Jesus then invokes the keys of the kingdom again: whatever the church binds on earth will be bound in heaven, and whatever the church looses on earth will be loosed in heaven. And Jesus is not addressing the apostles or the universal church here. He’s envisioning a local church. The local church, it appears, has been given the apostolic keys of the kingdom. As a result…
The local church has heaven’s authority for declaring who on earth is a kingdom citizen and therefore represents heaven.
Jesus has authorized the local church to stand in front of a confessor, to consider the confessor’s confession, to consider his or her life, and to announce an official judgment on heaven’s behalf. Is that the right confession? Is this a true confessor? It’s just like Jesus did with Peter. And it will do these things with the ordinances which are established in Matthew 26 and Matthew 28: the Lord’s Supper and baptism.
Matthew 18, which is filled with even more earth and heaven talk than Matthew 16, presents a crystal clear picture of this authority in the context of church discipline. But the ability to remove someone from membership presupposes an overarching authority to assess a person’s gospel words and deeds and to render a judgment. This authority begins the moment a person shows up in the church building doors claiming, like Peter did, that Jesus is the Christ.
The state’s representative authority, we said in chapter one, is seen most clearly in its ability to end a person’s life. Likewise, the church’s representative authority in Christ’s kingdom is seen most clearly in its ability to remove a person from citizenship in Christ’s kingdom. In both cases, the full extent of institutional authority is indicated by the power to decisively end a person’s membership, through death in one case and excommunication in the other.

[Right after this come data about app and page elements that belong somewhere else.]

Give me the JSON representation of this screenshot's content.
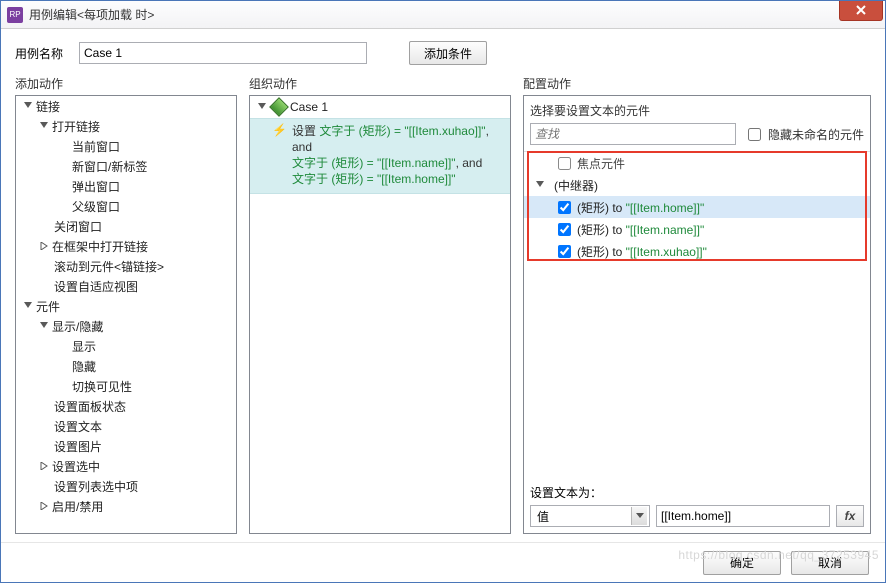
{
  "window": {
    "title": "用例编辑<每项加载 时>"
  },
  "nameRow": {
    "label": "用例名称",
    "value": "Case 1",
    "addCondBtn": "添加条件"
  },
  "headers": {
    "left": "添加动作",
    "mid": "组织动作",
    "right": "配置动作"
  },
  "leftTree": {
    "n0": "链接",
    "n0_0": "打开链接",
    "n0_0_0": "当前窗口",
    "n0_0_1": "新窗口/新标签",
    "n0_0_2": "弹出窗口",
    "n0_0_3": "父级窗口",
    "n0_1": "关闭窗口",
    "n0_2": "在框架中打开链接",
    "n0_3": "滚动到元件<锚链接>",
    "n0_4": "设置自适应视图",
    "n1": "元件",
    "n1_0": "显示/隐藏",
    "n1_0_0": "显示",
    "n1_0_1": "隐藏",
    "n1_0_2": "切换可见性",
    "n1_1": "设置面板状态",
    "n1_2": "设置文本",
    "n1_3": "设置图片",
    "n1_4": "设置选中",
    "n1_5": "设置列表选中项",
    "n1_6": "启用/禁用"
  },
  "mid": {
    "caseName": "Case 1",
    "a_pre": "设置 ",
    "a_l1a": "文字于 (矩形) = \"[[Item.xuhao]]\"",
    "a_l1b": ", and",
    "a_l2a": "文字于 (矩形) = \"[[Item.name]]\"",
    "a_l2b": ", and",
    "a_l3": "文字于 (矩形) = \"[[Item.home]]\""
  },
  "right": {
    "selectLabel": "选择要设置文本的元件",
    "searchPH": "查找",
    "hideUnnamed": "隐藏未命名的元件",
    "focusComp": "焦点元件",
    "repeater": "(中继器)",
    "shape": "(矩形) ",
    "to": "to ",
    "v1": "\"[[Item.home]]\"",
    "v2": "\"[[Item.name]]\"",
    "v3": "\"[[Item.xuhao]]\"",
    "setLabel": "设置文本为：",
    "comboVal": "值",
    "textVal": "[[Item.home]]",
    "fx": "fx"
  },
  "footer": {
    "ok": "确定",
    "cancel": "取消"
  },
  "watermark": "https://blog.csdn.net/qq_37253945"
}
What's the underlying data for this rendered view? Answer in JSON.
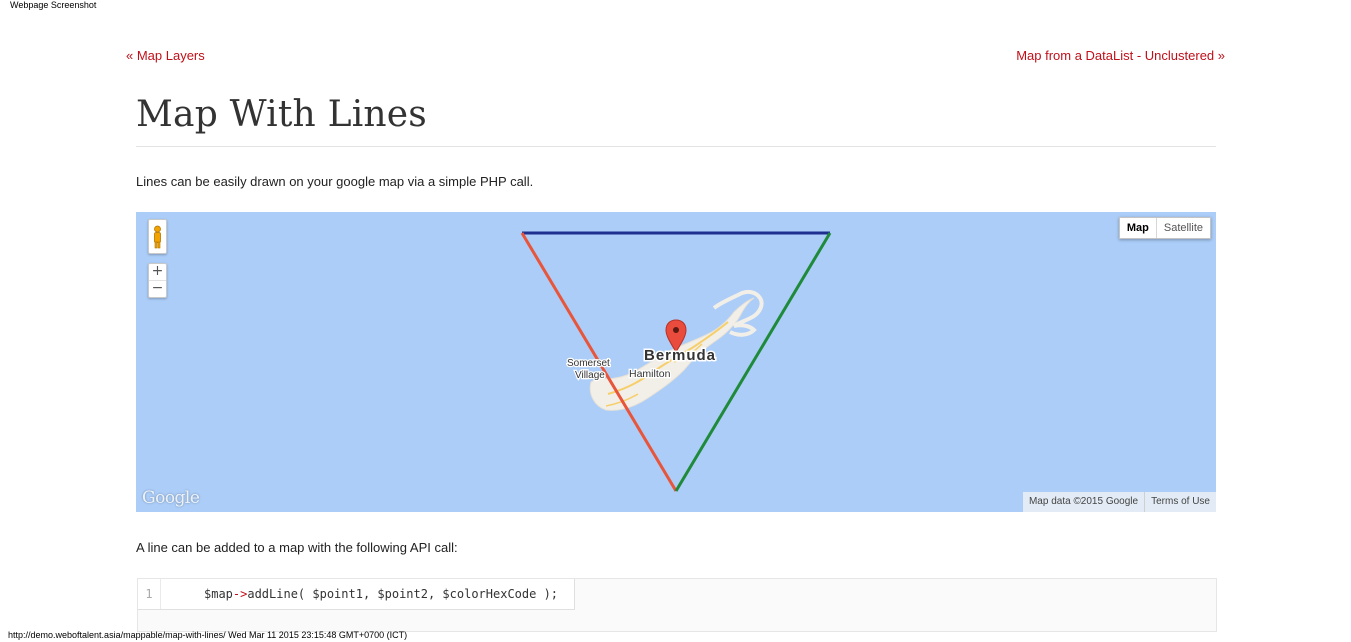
{
  "capture": {
    "title": "Webpage Screenshot",
    "footer": "http://demo.weboftalent.asia/mappable/map-with-lines/ Wed Mar 11 2015 23:15:48 GMT+0700 (ICT)"
  },
  "nav": {
    "prev_label": "« Map Layers",
    "next_label": "Map from a DataList - Unclustered »"
  },
  "page": {
    "title": "Map With Lines",
    "intro": "Lines can be easily drawn on your google map via a simple PHP call.",
    "api_intro": "A line can be added to a map with the following API call:"
  },
  "map": {
    "type_controls": [
      "Map",
      "Satellite"
    ],
    "active_type": "Map",
    "zoom_in": "+",
    "zoom_out": "−",
    "labels": {
      "island": "Bermuda",
      "town1_line1": "Somerset",
      "town1_line2": "Village",
      "town2": "Hamilton"
    },
    "logo": "Google",
    "attribution": "Map data ©2015 Google",
    "terms": "Terms of Use",
    "colors": {
      "water": "#abcdf8",
      "land": "#f2efe9",
      "roads": "#f6cf6a",
      "line_top": "#1f2f8f",
      "line_left": "#e8553a",
      "line_right": "#1e8a3a",
      "marker": "#e94b3c"
    }
  },
  "code": {
    "line_number": "1",
    "var": "$map",
    "arrow": "->",
    "rest": "addLine( $point1, $point2, $colorHexCode );"
  }
}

Yet it’s the same authority which is exercised when “two or three come together in [Jesus’] name” (Matt. 18:20) and baptize a person “in the name of the Father and of the Son and of the Holy Spirit” (Matt. 28:19), licensing the person as an official, card-carrying disciple. No, it’s not an absolute authority, any more than the state is. But Christ does mean for Christians to submit to the oversight of local churches by virtue of their citizenship in his kingdom.
Will the local church exercise the keys perfectly? No. It will make mistakes just like every other authority established by Jesus makes mistakes. As such, the local church will be an imperfect representation of Christ’s end-time gathering. But the fact that it makes mistakes, just like presidents and parents do, does not mean it’s without an authoritative mandate.

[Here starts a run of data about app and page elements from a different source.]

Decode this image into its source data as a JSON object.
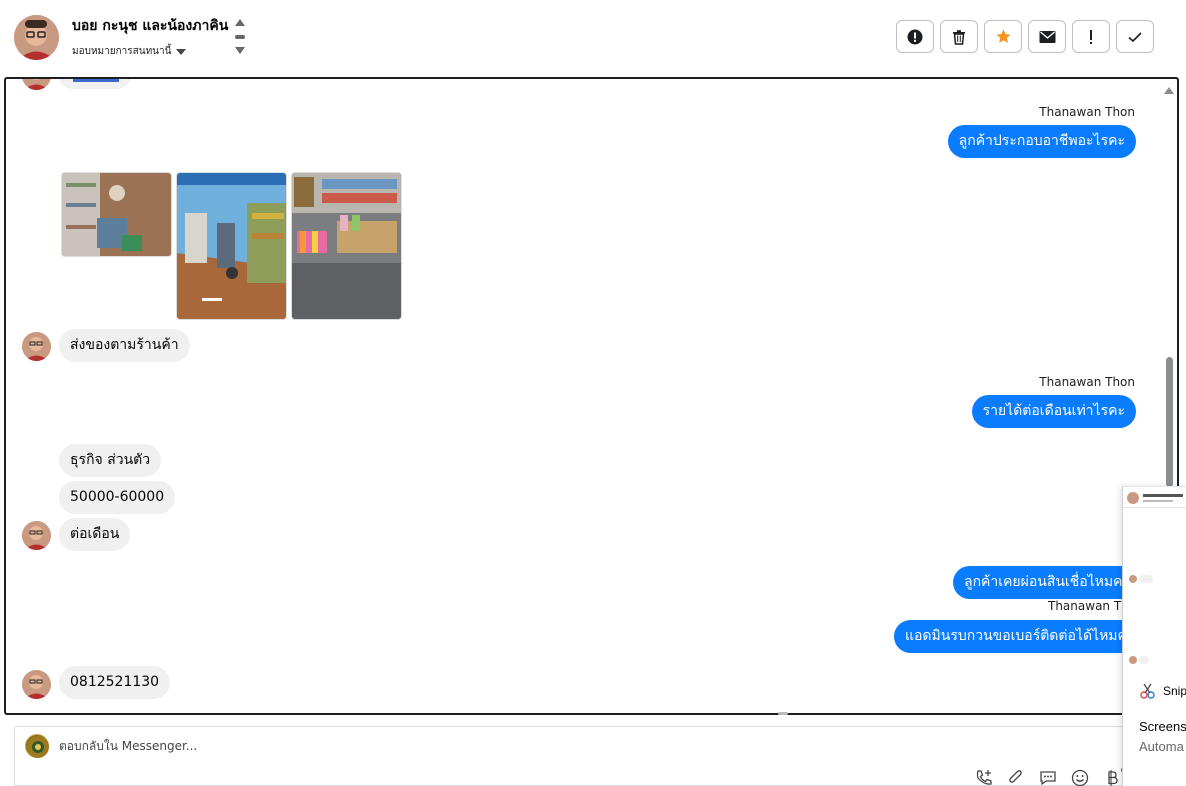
{
  "header": {
    "contact_name": "บอย กะนุช และน้องภาคิน",
    "assign_label": "มอบหมายการสนทนานี้"
  },
  "actions": [
    {
      "name": "spam-button",
      "icon": "exclamation-circle-icon"
    },
    {
      "name": "delete-button",
      "icon": "trash-icon"
    },
    {
      "name": "star-button",
      "icon": "star-icon"
    },
    {
      "name": "mark-unread-button",
      "icon": "envelope-icon"
    },
    {
      "name": "follow-up-button",
      "icon": "exclamation-icon"
    },
    {
      "name": "mark-done-button",
      "icon": "checkmark-icon"
    }
  ],
  "colors": {
    "outgoing": "#0a7cff",
    "incoming": "#f0f0f0",
    "star": "#f7931e"
  },
  "messages": [
    {
      "sender": "Thanawan Thon",
      "text": "ลูกค้าประกอบอาชีพอะไรคะ"
    },
    {
      "text": "ส่งของตามร้านค้า"
    },
    {
      "sender": "Thanawan Thon",
      "text": "รายได้ต่อเดือนเท่าไรคะ"
    },
    {
      "text": "ธุรกิจ ส่วนตัว"
    },
    {
      "text": "50000-60000"
    },
    {
      "text": "ต่อเดือน"
    },
    {
      "text": "ลูกค้าเคยผ่อนสินเชื่อไหมคะ"
    },
    {
      "sender": "Thanawan Thon",
      "text": "แอดมินรบกวนขอเบอร์ติดต่อได้ไหมคะ"
    },
    {
      "text": "0812521130"
    }
  ],
  "reply": {
    "placeholder": "ตอบกลับใน Messenger..."
  },
  "snip_panel": {
    "app": "Snip",
    "line1": "Screens",
    "line2": "Automa"
  }
}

Does all this mean that what a local church does on earth actually changes a person’s status in heaven? No, the church’s job is like an ambassador’s or an embassy’s. Remember what I said about visiting the U.S. Embassy in Brussels when my passport expired. The embassy didn’t make me a citizen, it formally affirmed it in a way I could not myself. So with a local church.